Stored data:
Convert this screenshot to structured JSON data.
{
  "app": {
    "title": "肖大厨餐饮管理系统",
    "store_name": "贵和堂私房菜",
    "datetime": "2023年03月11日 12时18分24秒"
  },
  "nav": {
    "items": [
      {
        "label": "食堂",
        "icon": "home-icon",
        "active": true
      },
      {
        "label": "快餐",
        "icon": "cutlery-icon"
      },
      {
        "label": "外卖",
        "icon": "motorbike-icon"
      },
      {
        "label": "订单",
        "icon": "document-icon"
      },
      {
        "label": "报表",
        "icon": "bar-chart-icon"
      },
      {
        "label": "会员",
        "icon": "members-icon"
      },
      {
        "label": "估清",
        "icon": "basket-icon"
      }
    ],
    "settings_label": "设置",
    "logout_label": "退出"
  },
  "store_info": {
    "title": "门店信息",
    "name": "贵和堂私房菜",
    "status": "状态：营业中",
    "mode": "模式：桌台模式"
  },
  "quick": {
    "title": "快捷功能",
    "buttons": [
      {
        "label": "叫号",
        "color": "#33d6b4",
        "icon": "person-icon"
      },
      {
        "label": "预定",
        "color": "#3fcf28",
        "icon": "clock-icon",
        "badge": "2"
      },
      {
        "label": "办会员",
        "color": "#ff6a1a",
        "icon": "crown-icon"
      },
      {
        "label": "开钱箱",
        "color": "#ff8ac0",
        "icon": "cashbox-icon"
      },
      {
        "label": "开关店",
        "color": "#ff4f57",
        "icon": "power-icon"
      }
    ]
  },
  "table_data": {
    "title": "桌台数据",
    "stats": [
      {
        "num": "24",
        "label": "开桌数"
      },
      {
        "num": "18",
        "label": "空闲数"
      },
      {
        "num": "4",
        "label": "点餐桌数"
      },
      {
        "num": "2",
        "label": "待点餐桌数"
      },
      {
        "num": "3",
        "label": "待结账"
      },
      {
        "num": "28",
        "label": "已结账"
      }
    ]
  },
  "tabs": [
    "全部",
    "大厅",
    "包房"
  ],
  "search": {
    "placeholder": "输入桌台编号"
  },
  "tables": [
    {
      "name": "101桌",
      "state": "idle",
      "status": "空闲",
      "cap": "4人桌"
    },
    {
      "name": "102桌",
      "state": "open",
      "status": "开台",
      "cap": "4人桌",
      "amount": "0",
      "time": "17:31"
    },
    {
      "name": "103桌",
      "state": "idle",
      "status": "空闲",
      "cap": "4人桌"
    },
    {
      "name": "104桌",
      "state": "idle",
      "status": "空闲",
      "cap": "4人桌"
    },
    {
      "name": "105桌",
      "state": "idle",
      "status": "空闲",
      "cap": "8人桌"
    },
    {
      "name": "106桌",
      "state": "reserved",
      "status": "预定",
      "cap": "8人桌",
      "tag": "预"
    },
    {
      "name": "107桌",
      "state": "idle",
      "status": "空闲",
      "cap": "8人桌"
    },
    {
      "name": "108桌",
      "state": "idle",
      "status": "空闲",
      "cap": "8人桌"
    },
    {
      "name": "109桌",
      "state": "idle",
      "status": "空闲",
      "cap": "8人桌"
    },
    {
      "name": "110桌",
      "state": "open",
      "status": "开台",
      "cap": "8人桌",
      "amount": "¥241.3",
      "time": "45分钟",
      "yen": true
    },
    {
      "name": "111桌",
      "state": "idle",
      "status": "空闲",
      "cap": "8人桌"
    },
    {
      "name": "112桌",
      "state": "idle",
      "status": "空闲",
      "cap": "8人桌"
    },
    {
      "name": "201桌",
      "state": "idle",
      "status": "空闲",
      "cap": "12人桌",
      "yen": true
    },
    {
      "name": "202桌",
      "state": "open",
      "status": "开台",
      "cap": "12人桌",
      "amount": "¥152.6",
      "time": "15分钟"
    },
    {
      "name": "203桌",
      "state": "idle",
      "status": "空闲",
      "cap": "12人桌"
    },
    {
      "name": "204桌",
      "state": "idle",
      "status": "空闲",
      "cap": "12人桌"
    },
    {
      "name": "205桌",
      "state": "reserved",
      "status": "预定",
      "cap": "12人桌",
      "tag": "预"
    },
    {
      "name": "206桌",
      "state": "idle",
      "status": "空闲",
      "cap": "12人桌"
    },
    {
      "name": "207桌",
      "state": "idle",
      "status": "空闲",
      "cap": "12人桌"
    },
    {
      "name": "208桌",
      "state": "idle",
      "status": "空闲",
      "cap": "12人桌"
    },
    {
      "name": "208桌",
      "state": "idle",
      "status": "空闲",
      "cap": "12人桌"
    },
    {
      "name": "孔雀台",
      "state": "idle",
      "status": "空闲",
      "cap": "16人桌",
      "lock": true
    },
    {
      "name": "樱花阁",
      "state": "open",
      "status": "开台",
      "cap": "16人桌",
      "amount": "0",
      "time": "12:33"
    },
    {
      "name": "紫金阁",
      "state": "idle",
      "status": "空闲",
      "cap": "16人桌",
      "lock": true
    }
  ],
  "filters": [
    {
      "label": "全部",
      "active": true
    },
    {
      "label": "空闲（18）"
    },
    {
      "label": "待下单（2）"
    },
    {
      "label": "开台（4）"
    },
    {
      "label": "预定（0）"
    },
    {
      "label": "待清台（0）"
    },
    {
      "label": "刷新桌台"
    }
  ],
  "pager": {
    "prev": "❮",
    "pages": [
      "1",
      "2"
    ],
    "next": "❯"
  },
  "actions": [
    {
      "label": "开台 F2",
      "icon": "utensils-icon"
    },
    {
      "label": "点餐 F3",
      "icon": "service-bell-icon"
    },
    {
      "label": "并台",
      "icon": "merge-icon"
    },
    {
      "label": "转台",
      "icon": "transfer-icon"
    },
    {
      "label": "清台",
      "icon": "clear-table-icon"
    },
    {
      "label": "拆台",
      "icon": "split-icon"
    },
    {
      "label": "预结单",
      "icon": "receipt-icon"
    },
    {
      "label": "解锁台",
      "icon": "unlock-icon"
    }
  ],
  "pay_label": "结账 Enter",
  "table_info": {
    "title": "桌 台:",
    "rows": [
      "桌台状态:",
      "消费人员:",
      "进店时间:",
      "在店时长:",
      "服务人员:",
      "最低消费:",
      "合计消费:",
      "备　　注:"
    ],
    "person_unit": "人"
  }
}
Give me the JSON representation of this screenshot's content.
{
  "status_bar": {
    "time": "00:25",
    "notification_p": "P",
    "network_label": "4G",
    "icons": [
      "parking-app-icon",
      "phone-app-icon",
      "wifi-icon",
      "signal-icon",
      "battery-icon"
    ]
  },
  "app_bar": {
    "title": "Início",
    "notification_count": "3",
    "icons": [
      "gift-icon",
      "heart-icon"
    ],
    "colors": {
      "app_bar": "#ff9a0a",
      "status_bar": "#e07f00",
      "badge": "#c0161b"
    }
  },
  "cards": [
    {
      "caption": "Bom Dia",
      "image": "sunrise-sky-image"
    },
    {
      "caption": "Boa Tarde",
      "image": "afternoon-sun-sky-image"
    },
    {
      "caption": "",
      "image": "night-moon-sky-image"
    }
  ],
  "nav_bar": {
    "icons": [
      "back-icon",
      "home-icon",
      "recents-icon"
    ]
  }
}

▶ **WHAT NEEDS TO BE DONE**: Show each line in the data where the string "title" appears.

▶ **ANSWER TO THIS PROBLEM**:
    "title": "肖大厨餐饮管理系统",
    "title": "门店信息",
    "title": "快捷功能",
    "title": "桌台数据",
    "title": "桌 台:",
    "title": "Início",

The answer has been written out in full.